Laminate flooring is produced in durable plank form and can look like genuine hardwood.
Despite its benefits, laminate flooring is sometimes viewed in a poor light. When All-Star first baseman Bill Buckner missed a grounder in the 1986 World Series, he got a pretty bad rap (we think undeservedly so), and laminate, too, often gets a bad rap (we think undeservedly so).
On the plus side of things, we believe there are several situations to go with this multi-layered durable flooring product in your home. Before we dive into the benefits of laminate, let’s talk about what this flooring actually is.
What is laminate flooring?
Laminate is a composite, multi-layered building material.
As you’ll note from the above diagram, four layers make up this floor’s composition:
- Durable top wear layer with an aluminum-oxide finish in various sheens.
- Photographic pattern layer that gives the appearance of real wood.
- Usually high-density fiberboard (HDF) layer for water resistance and stability.
- Backing layer that also provides moisture resistance and increased stability.
Now that it’s clear what laminate is, let’s dig into 5 situations when you can use it in your home.
1. You want an affordable option, but you don’t want to sacrifice on aesthetics.

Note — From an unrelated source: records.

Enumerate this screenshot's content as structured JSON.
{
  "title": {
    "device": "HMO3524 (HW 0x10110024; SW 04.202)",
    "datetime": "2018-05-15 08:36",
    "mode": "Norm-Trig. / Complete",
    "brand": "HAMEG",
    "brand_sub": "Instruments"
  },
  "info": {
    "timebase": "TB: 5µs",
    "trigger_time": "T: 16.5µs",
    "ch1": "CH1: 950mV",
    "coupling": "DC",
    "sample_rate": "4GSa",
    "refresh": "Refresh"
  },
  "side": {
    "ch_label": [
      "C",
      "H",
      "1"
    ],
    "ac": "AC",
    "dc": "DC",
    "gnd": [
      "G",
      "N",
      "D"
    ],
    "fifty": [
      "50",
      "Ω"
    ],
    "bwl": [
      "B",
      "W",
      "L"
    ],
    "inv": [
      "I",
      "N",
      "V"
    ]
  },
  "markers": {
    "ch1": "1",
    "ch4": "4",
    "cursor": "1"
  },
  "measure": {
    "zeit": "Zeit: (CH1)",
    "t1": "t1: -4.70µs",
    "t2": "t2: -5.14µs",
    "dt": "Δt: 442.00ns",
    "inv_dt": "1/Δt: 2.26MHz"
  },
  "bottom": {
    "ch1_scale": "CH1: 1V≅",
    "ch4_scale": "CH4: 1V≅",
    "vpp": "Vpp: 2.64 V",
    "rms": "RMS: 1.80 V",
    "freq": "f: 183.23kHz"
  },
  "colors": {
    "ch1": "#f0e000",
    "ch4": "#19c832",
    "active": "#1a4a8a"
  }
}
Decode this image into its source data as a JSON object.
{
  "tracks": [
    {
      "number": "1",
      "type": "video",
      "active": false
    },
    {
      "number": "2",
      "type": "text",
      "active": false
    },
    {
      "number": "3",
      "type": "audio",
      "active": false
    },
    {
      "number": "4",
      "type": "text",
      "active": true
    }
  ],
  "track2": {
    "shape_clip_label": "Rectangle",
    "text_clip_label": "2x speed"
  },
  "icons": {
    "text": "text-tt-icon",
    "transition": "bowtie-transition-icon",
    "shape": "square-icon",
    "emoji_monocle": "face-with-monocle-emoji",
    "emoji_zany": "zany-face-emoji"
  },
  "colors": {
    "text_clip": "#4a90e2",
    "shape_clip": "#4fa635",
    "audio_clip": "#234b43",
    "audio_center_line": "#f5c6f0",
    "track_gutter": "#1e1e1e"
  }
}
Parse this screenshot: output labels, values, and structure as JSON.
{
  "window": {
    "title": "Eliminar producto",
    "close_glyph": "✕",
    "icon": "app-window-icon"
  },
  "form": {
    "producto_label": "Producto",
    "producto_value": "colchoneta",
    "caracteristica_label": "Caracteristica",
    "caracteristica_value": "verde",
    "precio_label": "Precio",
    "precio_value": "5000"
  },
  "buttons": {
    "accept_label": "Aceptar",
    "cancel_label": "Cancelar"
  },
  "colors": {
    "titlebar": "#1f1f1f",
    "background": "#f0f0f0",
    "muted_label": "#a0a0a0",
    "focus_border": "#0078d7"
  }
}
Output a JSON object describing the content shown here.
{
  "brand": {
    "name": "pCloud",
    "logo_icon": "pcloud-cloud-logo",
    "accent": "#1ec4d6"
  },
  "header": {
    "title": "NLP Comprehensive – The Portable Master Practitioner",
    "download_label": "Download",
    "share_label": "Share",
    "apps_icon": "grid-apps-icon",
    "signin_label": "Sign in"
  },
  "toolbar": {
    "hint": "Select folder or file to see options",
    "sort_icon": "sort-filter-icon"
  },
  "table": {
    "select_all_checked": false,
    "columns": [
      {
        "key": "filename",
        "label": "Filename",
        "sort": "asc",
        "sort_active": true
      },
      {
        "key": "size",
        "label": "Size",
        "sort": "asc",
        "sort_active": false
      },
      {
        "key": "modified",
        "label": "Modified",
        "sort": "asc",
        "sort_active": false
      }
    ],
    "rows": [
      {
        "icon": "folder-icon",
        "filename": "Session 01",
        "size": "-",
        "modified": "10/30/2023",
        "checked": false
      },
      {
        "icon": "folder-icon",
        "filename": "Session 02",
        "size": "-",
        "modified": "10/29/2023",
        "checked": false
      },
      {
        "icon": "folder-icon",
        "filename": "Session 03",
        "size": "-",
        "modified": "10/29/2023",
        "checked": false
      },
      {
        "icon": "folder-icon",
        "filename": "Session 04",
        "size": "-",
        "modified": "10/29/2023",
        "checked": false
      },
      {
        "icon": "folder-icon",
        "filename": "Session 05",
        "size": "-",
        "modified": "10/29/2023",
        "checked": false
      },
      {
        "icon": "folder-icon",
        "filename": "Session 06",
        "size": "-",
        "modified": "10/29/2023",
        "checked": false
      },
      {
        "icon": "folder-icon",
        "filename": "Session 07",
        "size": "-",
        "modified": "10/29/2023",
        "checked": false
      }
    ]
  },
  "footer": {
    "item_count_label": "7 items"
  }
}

Laminate was developed to be a cheap alternative to hardwood flooring. But over the years, technological advancements in imaging have really improved the look of these modestly priced floors. So just because the price point is reasonable, this does not make you aren’t getting a great-looking floor. Some of the iterations include flooring that looks like oak, hickory, or maple, and some even come with grainy and textured looks.
The average cost of laminate ranges from $2-$5 a square foot. That does not include installation costs if you hire out.
2. You need flooring in a living room, bedroom, or kitchen but don’t want to use hardwood.
Given living rooms get a fair amount of traffic, laminate is an excellent option. It can handle a lot of wear (including buttery popcorn or beverage spills on movie nights). You also have plenty of design choices to ensure laminate will match your decor.
That myriad of style choices goes for the bedroom as well. You can choose laminate over a typical hardwood and save money. Laminate flooring with its multi-layers has sub-layers that diminish the noise of walking feet.
Given its toughness, laminate works well in kitchens. Most kitchens see a lot of traffic from snack time to dinner time. Spills, stains, and crumbs don’t have to be your enemy, and laminate proves to be a great choice.
3. You need a durable floor.
With laminate, you are going to get a tough floor. If you have pets who like to play or kids who like to roughhouse from room to room, then this flooring is a great choice.
Its top wear layer is meant to sustain everyday use and all sorts of foot traffic. It can take some dents and scratches, too, and it can be installed in direct sunlight. If a plank gets damaged for some reason, it can be replaced. We’ve noticed that most laminate does include an abrasion criteria (AC) rating that can guide you to the right choice. For instance, a rating of 2 denotes general residential use while 5 is for commercial spaces.
4. You need a floor that’s easy to clean.
Coupled with its durability is laminate flooring’s ease when it comes to cleaning.
It’s simple to vacuum, sweep, or mop. It’s no problem to get up stains and spills, given that sturdy top wear layer.
Make sure to read your manufacturer’s guidelines before you bust out the mop and cleaning solution. Also, avoid oil-based cleaning products as they can leave streaks on your floor. Modern wood floor cleaning products are perfect for cleaning laminate.
5. You want to do it yourself.
Laminate flooring is definitely a possibility for savvy do-it-yourselfers.
But do make sure to check your manufacturer’s guidelines in case they recommend a professional install that is above your paygrade.
Laminate planks do not get adhered to the floor, so you don’t have to deal with the trials and tribulations that come with glue. When working with the laminate, you place it over the subfloor. You lock the pieces together depending on the flooring, typically in a snap-and-lock or tongue-and-groove situation.
Laminate flooring options in the future.
We hope this has helped you understand some great uses for laminate flooring that you may not have been aware of. Stay tuned as we are developing our own laminate flooring options.
If you have any questions about any type of flooring, please contact us today through our website or by phone, 877-215-1831.